Italy gives €10 million for farm development
Italian Government confirmed as a leading donor to FAO
15 January 2009, Rome - Italy's Directorate of Development Cooperation is to donate €10 million through FAO to finance agricultural and rural development programmes and improve food security in 2009.
The new donation, raising Italy's voluntary, extra-budgetary contributions to a total of some €60 million, confirms the country as one of FAO's leading donors.
"We warmly thank the Italian Government for this new contribution at a time when the ongoing economic and financial crisis risks reducing the level of development assistance," said Assistant Director-General José María Sumpsi, who heads FAO's Department of Technical Cooperation.

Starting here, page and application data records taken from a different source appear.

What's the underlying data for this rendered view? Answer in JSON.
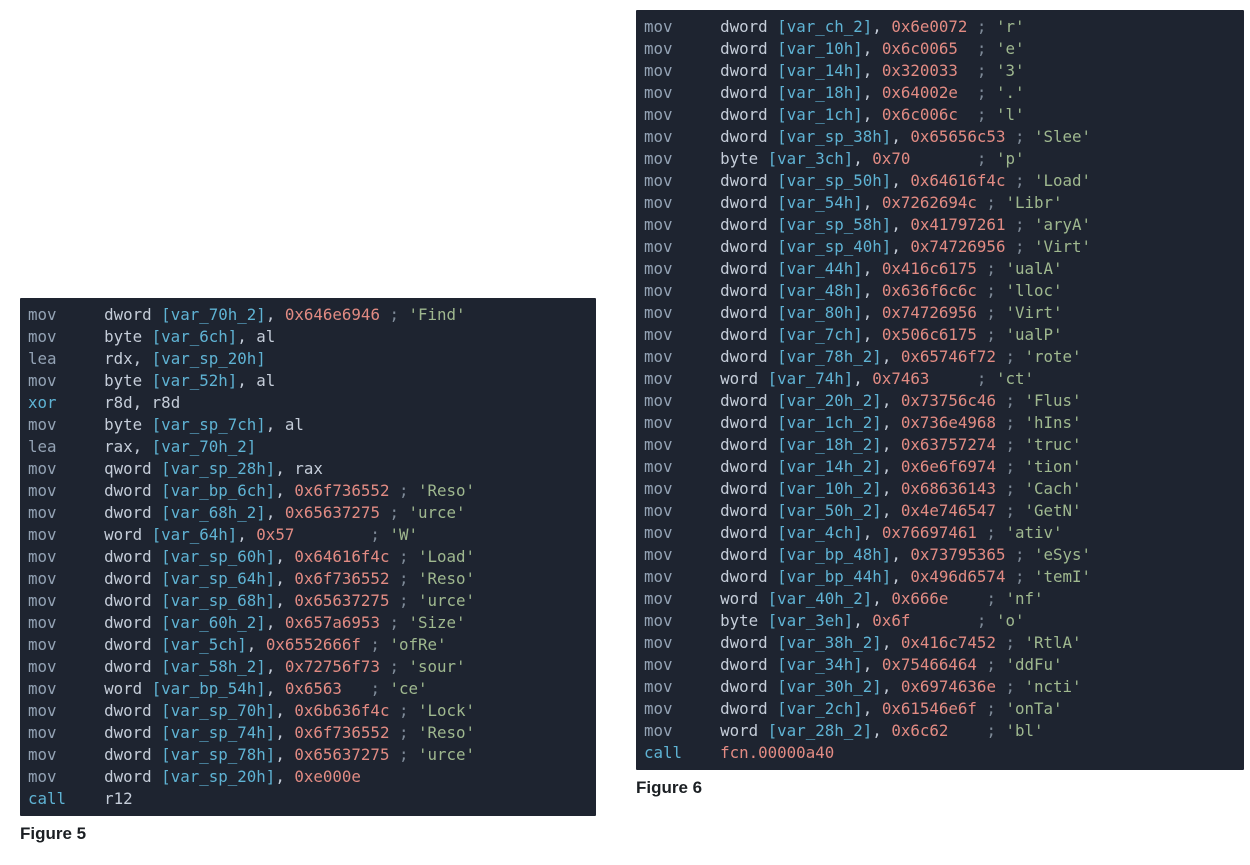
{
  "figures": {
    "left": {
      "caption": "Figure 5",
      "lines": [
        {
          "op": "mov",
          "type": "dword",
          "var": "var_70h_2",
          "hex": "0x646e6946",
          "cm": "'Find'"
        },
        {
          "op": "mov",
          "type": "byte",
          "var": "var_6ch",
          "reg": "al"
        },
        {
          "op": "lea",
          "regdst": "rdx",
          "var": "var_sp_20h"
        },
        {
          "op": "mov",
          "type": "byte",
          "var": "var_52h",
          "reg": "al"
        },
        {
          "op": "xor",
          "left": "r8d",
          "right": "r8d",
          "style": "xor"
        },
        {
          "op": "mov",
          "type": "byte",
          "var": "var_sp_7ch",
          "reg": "al"
        },
        {
          "op": "lea",
          "regdst": "rax",
          "var": "var_70h_2"
        },
        {
          "op": "mov",
          "type": "qword",
          "var": "var_sp_28h",
          "reg": "rax"
        },
        {
          "op": "mov",
          "type": "dword",
          "var": "var_bp_6ch",
          "hex": "0x6f736552",
          "cm": "'Reso'"
        },
        {
          "op": "mov",
          "type": "dword",
          "var": "var_68h_2",
          "hex": "0x65637275",
          "cm": "'urce'"
        },
        {
          "op": "mov",
          "type": "word",
          "var": "var_64h",
          "hex": "0x57",
          "cm": "'W'",
          "pad": "        "
        },
        {
          "op": "mov",
          "type": "dword",
          "var": "var_sp_60h",
          "hex": "0x64616f4c",
          "cm": "'Load'"
        },
        {
          "op": "mov",
          "type": "dword",
          "var": "var_sp_64h",
          "hex": "0x6f736552",
          "cm": "'Reso'"
        },
        {
          "op": "mov",
          "type": "dword",
          "var": "var_sp_68h",
          "hex": "0x65637275",
          "cm": "'urce'"
        },
        {
          "op": "mov",
          "type": "dword",
          "var": "var_60h_2",
          "hex": "0x657a6953",
          "cm": "'Size'"
        },
        {
          "op": "mov",
          "type": "dword",
          "var": "var_5ch",
          "hex": "0x6552666f",
          "cm": "'ofRe'"
        },
        {
          "op": "mov",
          "type": "dword",
          "var": "var_58h_2",
          "hex": "0x72756f73",
          "cm": "'sour'"
        },
        {
          "op": "mov",
          "type": "word",
          "var": "var_bp_54h",
          "hex": "0x6563",
          "cm": "'ce'",
          "pad": "   "
        },
        {
          "op": "mov",
          "type": "dword",
          "var": "var_sp_70h",
          "hex": "0x6b636f4c",
          "cm": "'Lock'"
        },
        {
          "op": "mov",
          "type": "dword",
          "var": "var_sp_74h",
          "hex": "0x6f736552",
          "cm": "'Reso'"
        },
        {
          "op": "mov",
          "type": "dword",
          "var": "var_sp_78h",
          "hex": "0x65637275",
          "cm": "'urce'"
        },
        {
          "op": "mov",
          "type": "dword",
          "var": "var_sp_20h",
          "hex": "0xe000e"
        },
        {
          "op": "call",
          "target": "r12"
        }
      ]
    },
    "right": {
      "caption": "Figure 6",
      "lines": [
        {
          "op": "mov",
          "type": "dword",
          "var": "var_ch_2",
          "hex": "0x6e0072",
          "cm": "'r'"
        },
        {
          "op": "mov",
          "type": "dword",
          "var": "var_10h",
          "hex": "0x6c0065",
          "cm": "'e'",
          "pad": "  "
        },
        {
          "op": "mov",
          "type": "dword",
          "var": "var_14h",
          "hex": "0x320033",
          "cm": "'3'",
          "pad": "  "
        },
        {
          "op": "mov",
          "type": "dword",
          "var": "var_18h",
          "hex": "0x64002e",
          "cm": "'.'",
          "pad": "  "
        },
        {
          "op": "mov",
          "type": "dword",
          "var": "var_1ch",
          "hex": "0x6c006c",
          "cm": "'l'",
          "pad": "  "
        },
        {
          "op": "mov",
          "type": "dword",
          "var": "var_sp_38h",
          "hex": "0x65656c53",
          "cm": "'Slee'"
        },
        {
          "op": "mov",
          "type": "byte",
          "var": "var_3ch",
          "hex": "0x70",
          "cm": "'p'",
          "pad": "       "
        },
        {
          "op": "mov",
          "type": "dword",
          "var": "var_sp_50h",
          "hex": "0x64616f4c",
          "cm": "'Load'"
        },
        {
          "op": "mov",
          "type": "dword",
          "var": "var_54h",
          "hex": "0x7262694c",
          "cm": "'Libr'"
        },
        {
          "op": "mov",
          "type": "dword",
          "var": "var_sp_58h",
          "hex": "0x41797261",
          "cm": "'aryA'"
        },
        {
          "op": "mov",
          "type": "dword",
          "var": "var_sp_40h",
          "hex": "0x74726956",
          "cm": "'Virt'"
        },
        {
          "op": "mov",
          "type": "dword",
          "var": "var_44h",
          "hex": "0x416c6175",
          "cm": "'ualA'"
        },
        {
          "op": "mov",
          "type": "dword",
          "var": "var_48h",
          "hex": "0x636f6c6c",
          "cm": "'lloc'"
        },
        {
          "op": "mov",
          "type": "dword",
          "var": "var_80h",
          "hex": "0x74726956",
          "cm": "'Virt'"
        },
        {
          "op": "mov",
          "type": "dword",
          "var": "var_7ch",
          "hex": "0x506c6175",
          "cm": "'ualP'"
        },
        {
          "op": "mov",
          "type": "dword",
          "var": "var_78h_2",
          "hex": "0x65746f72",
          "cm": "'rote'"
        },
        {
          "op": "mov",
          "type": "word",
          "var": "var_74h",
          "hex": "0x7463",
          "cm": "'ct'",
          "pad": "     "
        },
        {
          "op": "mov",
          "type": "dword",
          "var": "var_20h_2",
          "hex": "0x73756c46",
          "cm": "'Flus'"
        },
        {
          "op": "mov",
          "type": "dword",
          "var": "var_1ch_2",
          "hex": "0x736e4968",
          "cm": "'hIns'"
        },
        {
          "op": "mov",
          "type": "dword",
          "var": "var_18h_2",
          "hex": "0x63757274",
          "cm": "'truc'"
        },
        {
          "op": "mov",
          "type": "dword",
          "var": "var_14h_2",
          "hex": "0x6e6f6974",
          "cm": "'tion'"
        },
        {
          "op": "mov",
          "type": "dword",
          "var": "var_10h_2",
          "hex": "0x68636143",
          "cm": "'Cach'"
        },
        {
          "op": "mov",
          "type": "dword",
          "var": "var_50h_2",
          "hex": "0x4e746547",
          "cm": "'GetN'"
        },
        {
          "op": "mov",
          "type": "dword",
          "var": "var_4ch",
          "hex": "0x76697461",
          "cm": "'ativ'"
        },
        {
          "op": "mov",
          "type": "dword",
          "var": "var_bp_48h",
          "hex": "0x73795365",
          "cm": "'eSys'"
        },
        {
          "op": "mov",
          "type": "dword",
          "var": "var_bp_44h",
          "hex": "0x496d6574",
          "cm": "'temI'"
        },
        {
          "op": "mov",
          "type": "word",
          "var": "var_40h_2",
          "hex": "0x666e",
          "cm": "'nf'",
          "pad": "    "
        },
        {
          "op": "mov",
          "type": "byte",
          "var": "var_3eh",
          "hex": "0x6f",
          "cm": "'o'",
          "pad": "       "
        },
        {
          "op": "mov",
          "type": "dword",
          "var": "var_38h_2",
          "hex": "0x416c7452",
          "cm": "'RtlA'"
        },
        {
          "op": "mov",
          "type": "dword",
          "var": "var_34h",
          "hex": "0x75466464",
          "cm": "'ddFu'"
        },
        {
          "op": "mov",
          "type": "dword",
          "var": "var_30h_2",
          "hex": "0x6974636e",
          "cm": "'ncti'"
        },
        {
          "op": "mov",
          "type": "dword",
          "var": "var_2ch",
          "hex": "0x61546e6f",
          "cm": "'onTa'"
        },
        {
          "op": "mov",
          "type": "word",
          "var": "var_28h_2",
          "hex": "0x6c62",
          "cm": "'bl'",
          "pad": "    "
        },
        {
          "op": "call",
          "target": "fcn.00000a40",
          "targetStyle": "fn"
        }
      ]
    }
  }
}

"We are glad to be able to direct part of Italy's development assistance funding towards FAO's agricultural and rural development programmes. We share the Organization's objectives of combating hunger and poverty for sustainable development," said Pietro Sebastiani, Italy's Ambassador to the United Nations agencies in Rome.
Italy has said it intends food security and in particular hunger in Africa to be a central focus of the G8 in 2009, when it hold the Group's rotating presidency.
FAO/Italy against food insecurity
Of the €100 million pledged by Italy in 2002 during the World Food Summit: five years later, €87 million have already been paid up, including €14 million following last June's High-Level Conference on World Food Security.
The funds were paid into FAO's Food Security Trust Fund, helping implement 29 national projects in 41 countries as well as regional projects in 15 Caribbean Community countries and in 15 Pacific Small Island Developing States.
In 2008, the Italian Government approved some €4 million in support of FAO activities in crucial sectors such as biodiversity and environmental protection as well as of development initiatives in North Korea and Laos. All activities focus on achieving food security.
Italy's voluntary contributions to FAO's emergency programme have also helped finance projects in particularly vulnerable, food-insecure regions such as the West Bank and the Gaza Strip, Eritrea, Djibouti, Uganda, Myanmar and North Korea, among others.